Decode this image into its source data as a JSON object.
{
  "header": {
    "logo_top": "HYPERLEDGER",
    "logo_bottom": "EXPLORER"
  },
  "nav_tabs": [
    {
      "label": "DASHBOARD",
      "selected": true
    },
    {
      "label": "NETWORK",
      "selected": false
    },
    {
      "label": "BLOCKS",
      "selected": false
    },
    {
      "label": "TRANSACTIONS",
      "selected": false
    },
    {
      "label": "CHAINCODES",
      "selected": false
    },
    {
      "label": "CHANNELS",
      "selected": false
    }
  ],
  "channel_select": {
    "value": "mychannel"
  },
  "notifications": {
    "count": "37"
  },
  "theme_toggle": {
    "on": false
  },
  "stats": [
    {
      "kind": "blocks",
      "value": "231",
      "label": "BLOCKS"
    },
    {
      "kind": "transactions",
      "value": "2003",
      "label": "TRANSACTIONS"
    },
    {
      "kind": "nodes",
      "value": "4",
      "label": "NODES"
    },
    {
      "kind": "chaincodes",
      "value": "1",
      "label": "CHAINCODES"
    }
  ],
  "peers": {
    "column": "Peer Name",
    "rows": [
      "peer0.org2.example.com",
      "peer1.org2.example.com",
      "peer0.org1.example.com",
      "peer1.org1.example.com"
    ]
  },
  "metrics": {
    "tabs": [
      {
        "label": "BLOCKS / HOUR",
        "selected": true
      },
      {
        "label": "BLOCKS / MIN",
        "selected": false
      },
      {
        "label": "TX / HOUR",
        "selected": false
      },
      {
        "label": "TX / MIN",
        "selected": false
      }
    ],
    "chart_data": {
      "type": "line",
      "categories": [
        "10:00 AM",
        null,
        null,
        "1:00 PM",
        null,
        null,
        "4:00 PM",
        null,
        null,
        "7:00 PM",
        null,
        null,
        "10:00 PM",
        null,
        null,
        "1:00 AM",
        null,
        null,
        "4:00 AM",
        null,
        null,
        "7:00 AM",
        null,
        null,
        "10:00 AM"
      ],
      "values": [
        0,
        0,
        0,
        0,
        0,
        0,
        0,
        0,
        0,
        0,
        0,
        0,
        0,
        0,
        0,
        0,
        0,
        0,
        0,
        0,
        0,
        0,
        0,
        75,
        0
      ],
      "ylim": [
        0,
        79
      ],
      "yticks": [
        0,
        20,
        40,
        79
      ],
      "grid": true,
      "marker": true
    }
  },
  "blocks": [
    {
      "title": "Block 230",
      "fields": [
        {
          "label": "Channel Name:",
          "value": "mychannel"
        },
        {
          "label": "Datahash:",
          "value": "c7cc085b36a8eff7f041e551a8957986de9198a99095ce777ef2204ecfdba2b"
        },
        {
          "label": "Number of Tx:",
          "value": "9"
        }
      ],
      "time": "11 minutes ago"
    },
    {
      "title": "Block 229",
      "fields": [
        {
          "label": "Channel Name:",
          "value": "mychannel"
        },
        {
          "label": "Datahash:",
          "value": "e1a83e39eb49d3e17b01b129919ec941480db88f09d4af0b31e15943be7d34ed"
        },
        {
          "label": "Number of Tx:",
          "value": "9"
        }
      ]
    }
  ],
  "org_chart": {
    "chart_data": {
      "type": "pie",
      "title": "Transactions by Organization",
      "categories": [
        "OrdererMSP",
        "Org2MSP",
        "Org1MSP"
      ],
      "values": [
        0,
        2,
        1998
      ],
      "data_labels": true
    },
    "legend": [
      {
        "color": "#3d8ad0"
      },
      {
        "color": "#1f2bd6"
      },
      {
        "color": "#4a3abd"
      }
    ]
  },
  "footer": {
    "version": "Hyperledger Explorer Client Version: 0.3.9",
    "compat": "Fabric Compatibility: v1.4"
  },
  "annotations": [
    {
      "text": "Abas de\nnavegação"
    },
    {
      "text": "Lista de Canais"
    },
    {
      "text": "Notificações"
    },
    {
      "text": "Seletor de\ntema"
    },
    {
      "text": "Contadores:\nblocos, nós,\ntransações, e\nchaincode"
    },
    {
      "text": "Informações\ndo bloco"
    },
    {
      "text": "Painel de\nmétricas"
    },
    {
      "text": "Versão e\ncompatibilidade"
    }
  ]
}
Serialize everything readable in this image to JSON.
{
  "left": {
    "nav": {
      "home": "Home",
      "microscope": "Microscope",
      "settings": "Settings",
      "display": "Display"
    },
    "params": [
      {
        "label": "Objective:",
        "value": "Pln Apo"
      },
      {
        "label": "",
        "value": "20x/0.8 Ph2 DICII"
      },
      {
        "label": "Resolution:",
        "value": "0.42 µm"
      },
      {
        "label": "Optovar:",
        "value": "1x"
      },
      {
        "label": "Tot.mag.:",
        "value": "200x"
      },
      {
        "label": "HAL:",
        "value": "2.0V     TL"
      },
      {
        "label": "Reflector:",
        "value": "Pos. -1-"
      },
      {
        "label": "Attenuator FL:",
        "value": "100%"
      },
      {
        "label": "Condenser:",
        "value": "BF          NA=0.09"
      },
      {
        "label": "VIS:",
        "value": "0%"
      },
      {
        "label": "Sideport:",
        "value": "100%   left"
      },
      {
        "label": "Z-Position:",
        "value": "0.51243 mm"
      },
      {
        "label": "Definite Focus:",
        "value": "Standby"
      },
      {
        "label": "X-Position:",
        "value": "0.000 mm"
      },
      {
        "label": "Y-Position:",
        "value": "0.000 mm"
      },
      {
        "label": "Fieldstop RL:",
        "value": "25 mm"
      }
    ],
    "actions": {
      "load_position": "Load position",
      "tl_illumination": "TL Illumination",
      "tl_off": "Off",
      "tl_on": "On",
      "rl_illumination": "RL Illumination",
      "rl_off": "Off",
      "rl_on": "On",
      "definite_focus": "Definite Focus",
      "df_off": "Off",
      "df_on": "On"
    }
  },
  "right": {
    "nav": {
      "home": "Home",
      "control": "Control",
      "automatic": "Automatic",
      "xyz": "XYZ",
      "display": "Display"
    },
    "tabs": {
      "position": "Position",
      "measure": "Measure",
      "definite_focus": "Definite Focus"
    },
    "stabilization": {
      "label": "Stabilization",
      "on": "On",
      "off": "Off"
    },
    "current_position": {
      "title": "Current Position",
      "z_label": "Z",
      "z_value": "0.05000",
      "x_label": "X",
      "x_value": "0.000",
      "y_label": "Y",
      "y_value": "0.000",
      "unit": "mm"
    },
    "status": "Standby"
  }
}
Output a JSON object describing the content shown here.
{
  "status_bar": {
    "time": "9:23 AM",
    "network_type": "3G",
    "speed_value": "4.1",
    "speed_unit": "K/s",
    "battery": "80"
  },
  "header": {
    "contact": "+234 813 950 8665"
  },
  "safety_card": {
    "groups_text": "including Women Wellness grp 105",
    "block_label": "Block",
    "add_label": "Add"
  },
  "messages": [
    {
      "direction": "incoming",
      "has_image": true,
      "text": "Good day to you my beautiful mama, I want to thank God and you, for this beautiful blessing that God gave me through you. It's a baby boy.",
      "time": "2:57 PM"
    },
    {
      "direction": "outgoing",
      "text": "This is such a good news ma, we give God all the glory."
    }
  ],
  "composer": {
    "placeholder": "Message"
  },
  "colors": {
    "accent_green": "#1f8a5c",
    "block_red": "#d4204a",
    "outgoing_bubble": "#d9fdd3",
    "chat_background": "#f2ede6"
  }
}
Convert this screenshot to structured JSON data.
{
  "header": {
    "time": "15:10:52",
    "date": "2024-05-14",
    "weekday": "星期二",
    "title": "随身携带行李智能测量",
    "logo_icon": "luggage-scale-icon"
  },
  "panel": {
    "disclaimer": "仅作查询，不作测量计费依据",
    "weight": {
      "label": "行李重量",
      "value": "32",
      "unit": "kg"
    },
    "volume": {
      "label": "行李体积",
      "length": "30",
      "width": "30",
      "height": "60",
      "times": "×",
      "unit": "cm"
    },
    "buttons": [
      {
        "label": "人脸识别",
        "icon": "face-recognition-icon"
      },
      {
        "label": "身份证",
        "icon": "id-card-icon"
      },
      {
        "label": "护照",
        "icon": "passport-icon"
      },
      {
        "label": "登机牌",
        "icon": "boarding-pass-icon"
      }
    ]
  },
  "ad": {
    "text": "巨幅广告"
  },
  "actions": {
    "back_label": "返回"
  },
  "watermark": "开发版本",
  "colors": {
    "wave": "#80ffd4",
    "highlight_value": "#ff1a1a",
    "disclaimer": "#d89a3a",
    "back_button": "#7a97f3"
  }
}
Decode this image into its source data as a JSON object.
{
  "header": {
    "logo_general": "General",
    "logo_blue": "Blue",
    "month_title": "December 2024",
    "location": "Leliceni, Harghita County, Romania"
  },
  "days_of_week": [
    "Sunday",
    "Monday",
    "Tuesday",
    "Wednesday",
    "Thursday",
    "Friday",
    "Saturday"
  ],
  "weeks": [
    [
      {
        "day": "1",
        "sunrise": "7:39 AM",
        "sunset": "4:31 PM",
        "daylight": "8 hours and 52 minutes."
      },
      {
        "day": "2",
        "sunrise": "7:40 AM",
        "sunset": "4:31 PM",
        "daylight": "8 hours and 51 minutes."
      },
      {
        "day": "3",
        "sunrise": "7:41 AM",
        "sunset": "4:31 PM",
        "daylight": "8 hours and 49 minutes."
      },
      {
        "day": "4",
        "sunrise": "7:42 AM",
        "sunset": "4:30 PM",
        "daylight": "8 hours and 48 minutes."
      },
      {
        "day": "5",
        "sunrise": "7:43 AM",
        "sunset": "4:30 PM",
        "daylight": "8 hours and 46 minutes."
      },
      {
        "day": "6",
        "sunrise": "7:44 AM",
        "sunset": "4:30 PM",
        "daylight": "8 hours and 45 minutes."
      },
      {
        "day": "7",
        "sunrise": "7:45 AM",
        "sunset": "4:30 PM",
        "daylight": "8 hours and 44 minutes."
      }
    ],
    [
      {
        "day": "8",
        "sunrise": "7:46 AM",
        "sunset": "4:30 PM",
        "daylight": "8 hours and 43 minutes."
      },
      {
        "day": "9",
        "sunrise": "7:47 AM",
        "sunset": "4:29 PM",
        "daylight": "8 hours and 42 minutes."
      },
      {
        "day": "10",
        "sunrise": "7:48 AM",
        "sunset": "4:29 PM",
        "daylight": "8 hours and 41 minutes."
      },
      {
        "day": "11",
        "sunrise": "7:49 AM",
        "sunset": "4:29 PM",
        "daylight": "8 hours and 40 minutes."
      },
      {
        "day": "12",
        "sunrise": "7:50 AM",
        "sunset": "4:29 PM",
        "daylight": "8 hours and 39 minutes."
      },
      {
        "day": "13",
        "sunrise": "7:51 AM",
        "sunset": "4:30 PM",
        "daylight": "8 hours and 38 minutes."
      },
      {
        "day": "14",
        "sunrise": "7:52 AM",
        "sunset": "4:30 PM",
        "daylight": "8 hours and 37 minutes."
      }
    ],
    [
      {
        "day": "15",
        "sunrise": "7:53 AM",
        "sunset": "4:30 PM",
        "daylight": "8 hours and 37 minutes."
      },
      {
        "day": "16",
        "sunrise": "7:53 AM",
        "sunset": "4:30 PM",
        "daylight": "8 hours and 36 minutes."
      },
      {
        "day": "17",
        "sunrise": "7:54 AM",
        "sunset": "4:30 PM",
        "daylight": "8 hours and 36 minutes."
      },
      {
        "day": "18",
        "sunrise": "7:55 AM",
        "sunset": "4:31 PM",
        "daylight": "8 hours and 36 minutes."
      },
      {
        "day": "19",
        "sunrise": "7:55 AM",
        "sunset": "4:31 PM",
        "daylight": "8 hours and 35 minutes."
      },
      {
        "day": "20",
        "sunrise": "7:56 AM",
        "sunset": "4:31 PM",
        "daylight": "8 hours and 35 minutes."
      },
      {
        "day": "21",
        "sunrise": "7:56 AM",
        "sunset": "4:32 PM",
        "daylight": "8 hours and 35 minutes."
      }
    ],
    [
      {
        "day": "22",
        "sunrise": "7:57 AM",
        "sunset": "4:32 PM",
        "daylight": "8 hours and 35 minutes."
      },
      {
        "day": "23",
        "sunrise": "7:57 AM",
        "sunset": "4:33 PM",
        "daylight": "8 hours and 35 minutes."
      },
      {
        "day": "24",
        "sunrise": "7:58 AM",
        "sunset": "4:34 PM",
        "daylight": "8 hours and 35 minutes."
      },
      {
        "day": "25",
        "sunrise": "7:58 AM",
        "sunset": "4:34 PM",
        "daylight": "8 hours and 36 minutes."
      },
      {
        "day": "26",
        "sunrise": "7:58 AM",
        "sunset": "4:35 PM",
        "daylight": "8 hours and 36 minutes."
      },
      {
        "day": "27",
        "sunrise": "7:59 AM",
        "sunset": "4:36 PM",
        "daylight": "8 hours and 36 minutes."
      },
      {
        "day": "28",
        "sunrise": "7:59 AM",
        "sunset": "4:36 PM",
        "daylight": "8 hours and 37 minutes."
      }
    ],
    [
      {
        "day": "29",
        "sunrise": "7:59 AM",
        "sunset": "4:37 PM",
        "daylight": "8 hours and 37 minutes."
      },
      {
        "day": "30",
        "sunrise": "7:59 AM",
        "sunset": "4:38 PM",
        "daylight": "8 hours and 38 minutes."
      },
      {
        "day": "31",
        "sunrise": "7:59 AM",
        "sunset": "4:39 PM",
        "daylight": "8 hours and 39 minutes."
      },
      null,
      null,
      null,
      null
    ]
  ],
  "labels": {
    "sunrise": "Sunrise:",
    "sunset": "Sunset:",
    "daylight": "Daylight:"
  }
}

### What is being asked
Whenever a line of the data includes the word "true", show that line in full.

### Solution
      "selected": true
        "selected": true
      "grid": true,
      "marker": true
      "data_labels": true
      "has_image": true,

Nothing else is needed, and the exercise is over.